Robert Horton is a Scarecrow board member and a longtime film critic. He will be contributing a series of “critic’s notes” to the Scarecrow blog—a chance to highlight worthy films playing locally and connecting them to the riches of Scarecrow’s collection.
If you haven’t seen Spring, the 2014 feature from directors Justin Benson and Aaron Moorhead, do seek it out—especially if you have a strong interest in genre-bending storytelling. My Seattle Weekly review began with this sentence: “Until the female lead is revealed to be a grossly mutating shapeshifter who devours animals in order to keep her human appearance from dissolving into gooey ick, Spring could be mistaken for a relaxed little indie about budding love.” And indeed, the film seems to be in a firmly discursive Richard Linklater groove when the gunk starts to flow.

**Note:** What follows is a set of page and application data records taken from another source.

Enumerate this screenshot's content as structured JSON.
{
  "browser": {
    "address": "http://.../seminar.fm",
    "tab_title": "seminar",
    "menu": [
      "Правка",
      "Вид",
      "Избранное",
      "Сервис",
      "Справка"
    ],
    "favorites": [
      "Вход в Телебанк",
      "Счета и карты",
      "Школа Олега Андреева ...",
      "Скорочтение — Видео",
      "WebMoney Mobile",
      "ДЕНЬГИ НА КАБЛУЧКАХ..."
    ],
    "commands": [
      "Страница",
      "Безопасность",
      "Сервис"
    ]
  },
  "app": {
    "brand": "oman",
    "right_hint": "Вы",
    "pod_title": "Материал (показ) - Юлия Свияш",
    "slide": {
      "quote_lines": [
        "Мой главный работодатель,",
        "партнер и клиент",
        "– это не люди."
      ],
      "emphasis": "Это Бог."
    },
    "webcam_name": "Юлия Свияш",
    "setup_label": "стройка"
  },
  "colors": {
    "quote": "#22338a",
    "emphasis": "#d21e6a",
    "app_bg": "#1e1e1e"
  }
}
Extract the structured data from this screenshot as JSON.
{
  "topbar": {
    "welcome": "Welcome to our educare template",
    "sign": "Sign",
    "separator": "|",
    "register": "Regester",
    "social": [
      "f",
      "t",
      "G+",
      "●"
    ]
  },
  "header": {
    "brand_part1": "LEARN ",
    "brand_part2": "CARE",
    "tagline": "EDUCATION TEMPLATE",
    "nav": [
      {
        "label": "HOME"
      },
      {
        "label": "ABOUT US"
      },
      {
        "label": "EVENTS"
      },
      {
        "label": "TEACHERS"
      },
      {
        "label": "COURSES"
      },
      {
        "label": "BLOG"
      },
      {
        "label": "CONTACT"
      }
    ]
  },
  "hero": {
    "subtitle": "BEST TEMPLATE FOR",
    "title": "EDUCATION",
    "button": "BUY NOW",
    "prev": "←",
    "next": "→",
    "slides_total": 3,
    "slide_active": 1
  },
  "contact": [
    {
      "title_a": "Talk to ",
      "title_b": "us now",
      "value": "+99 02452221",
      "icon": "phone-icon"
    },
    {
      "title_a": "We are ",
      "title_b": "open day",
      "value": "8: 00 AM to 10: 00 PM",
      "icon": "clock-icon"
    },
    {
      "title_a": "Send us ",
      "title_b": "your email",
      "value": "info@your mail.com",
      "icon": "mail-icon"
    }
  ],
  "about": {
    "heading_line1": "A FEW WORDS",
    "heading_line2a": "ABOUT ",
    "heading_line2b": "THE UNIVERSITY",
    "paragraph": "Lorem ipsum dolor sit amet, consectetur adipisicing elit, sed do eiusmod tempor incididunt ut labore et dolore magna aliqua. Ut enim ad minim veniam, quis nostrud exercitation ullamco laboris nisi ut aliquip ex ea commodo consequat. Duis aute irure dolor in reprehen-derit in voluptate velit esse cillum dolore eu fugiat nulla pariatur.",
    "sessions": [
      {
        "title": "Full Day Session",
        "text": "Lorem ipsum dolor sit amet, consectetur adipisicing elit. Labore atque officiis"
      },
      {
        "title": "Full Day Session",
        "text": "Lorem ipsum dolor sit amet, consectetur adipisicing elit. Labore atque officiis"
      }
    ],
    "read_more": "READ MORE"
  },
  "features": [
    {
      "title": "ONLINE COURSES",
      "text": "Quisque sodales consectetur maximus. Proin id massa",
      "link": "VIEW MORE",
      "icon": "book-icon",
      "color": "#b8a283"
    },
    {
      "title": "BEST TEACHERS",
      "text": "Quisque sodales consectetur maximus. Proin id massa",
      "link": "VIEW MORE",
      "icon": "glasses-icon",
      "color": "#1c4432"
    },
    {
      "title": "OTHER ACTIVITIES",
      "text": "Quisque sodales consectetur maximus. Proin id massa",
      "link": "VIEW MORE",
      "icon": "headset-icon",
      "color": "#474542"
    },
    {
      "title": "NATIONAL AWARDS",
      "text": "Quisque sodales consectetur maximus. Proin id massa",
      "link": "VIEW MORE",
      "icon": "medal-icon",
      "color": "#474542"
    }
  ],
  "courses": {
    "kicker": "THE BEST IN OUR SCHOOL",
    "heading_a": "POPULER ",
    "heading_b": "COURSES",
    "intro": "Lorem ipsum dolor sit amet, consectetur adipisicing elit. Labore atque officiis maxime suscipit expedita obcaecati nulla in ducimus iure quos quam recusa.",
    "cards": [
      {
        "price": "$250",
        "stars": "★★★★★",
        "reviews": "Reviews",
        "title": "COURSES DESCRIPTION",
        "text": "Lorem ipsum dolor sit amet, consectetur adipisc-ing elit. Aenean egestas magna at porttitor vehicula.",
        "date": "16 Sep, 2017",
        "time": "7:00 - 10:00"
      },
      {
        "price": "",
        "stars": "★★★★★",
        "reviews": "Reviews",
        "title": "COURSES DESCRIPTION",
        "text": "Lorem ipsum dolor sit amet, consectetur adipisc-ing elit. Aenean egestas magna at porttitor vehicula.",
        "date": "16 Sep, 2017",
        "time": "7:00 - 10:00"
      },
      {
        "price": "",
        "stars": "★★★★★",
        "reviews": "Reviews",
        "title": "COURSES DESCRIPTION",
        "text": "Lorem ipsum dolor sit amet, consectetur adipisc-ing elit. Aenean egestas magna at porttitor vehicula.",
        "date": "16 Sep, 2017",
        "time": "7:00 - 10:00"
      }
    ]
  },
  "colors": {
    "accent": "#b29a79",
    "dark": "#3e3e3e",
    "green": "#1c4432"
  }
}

Benson and Moorhead followed that film with The Endless, which I missed, but Spring was good enough to make me seek out their new one, Synchronic. And if it seems to wobble a little too recklessly between beer-commercial sincerity and snazzy showing off, it still clicks often enough to create its share of authentic sci-fi shivers.
The setting is New Orleans, rendered here as a suggestively eerie landscape, mostly seen after dark. Two fiercely loyal friends work as paramedics on the night shift: Steve (Anthony Mackie, in a fluid leading-man performance), a bachelor who likes to let the good times roll, and Dennis (Jamie Dornan), a long-married man whose relationship with his wife (Katie Aselton) might be showing signs of fatigue. During their nocturnal rounds, Steve and Dennis come across a handful of exceedingly bizarre injury scenes, all due to the use of an obscure new recreational drug, Synchronic.
Let’s just say that Synchronic has effects that puncture the time-space continuum, and that its use hits home in a unique way for our heroes. Benson’s screenplay is ingenious, even if the science feels extremely far-fetched; there’s a lot I didn’t buy, but if the premise is a good one, I’ll forgive a lot. What’s difficult to forgive is the indulgent repetition of the two men professing their bro-hood, which make one rather long for the days of tight-lipped heroes. But these Millennials will have their own style, and the film’s earnestness is one thing that distinguishes it from many contemporary genre exercises.
The showing-off part is enjoyable: There’s a bravura scene early on, in a house where Synchronic has rendered its users useless (or bleeding to death), where the camera dances its way through the wreckage with a cheeky curiosity, weaving around the characters and setting itself up for a fittingly enigmatic conclusion.
That would be just so much razzle-dazzle if Benson and Moorhead didn’t have something sober underneath it all. In this case, along with their sincere case for friendship, that sobriety involves the end—that is to say, The End, and how even a paramedic who deals with death all the time needs to reconcile himself to that reality when it hits home. (The movie shares that theme with another recent Millennial sci-fi picture, Kate Lyn Sheil’s She Dies Tomorrow, which also had Aselton in it.) Synchronic doesn’t fit its pieces together ably enough to pull off its bigger ambitions—this is a pretty square movie when it comes down to it—but you might find yourself rooting for it anyway.
Robert Horton is a member of the National Society of Film Critics.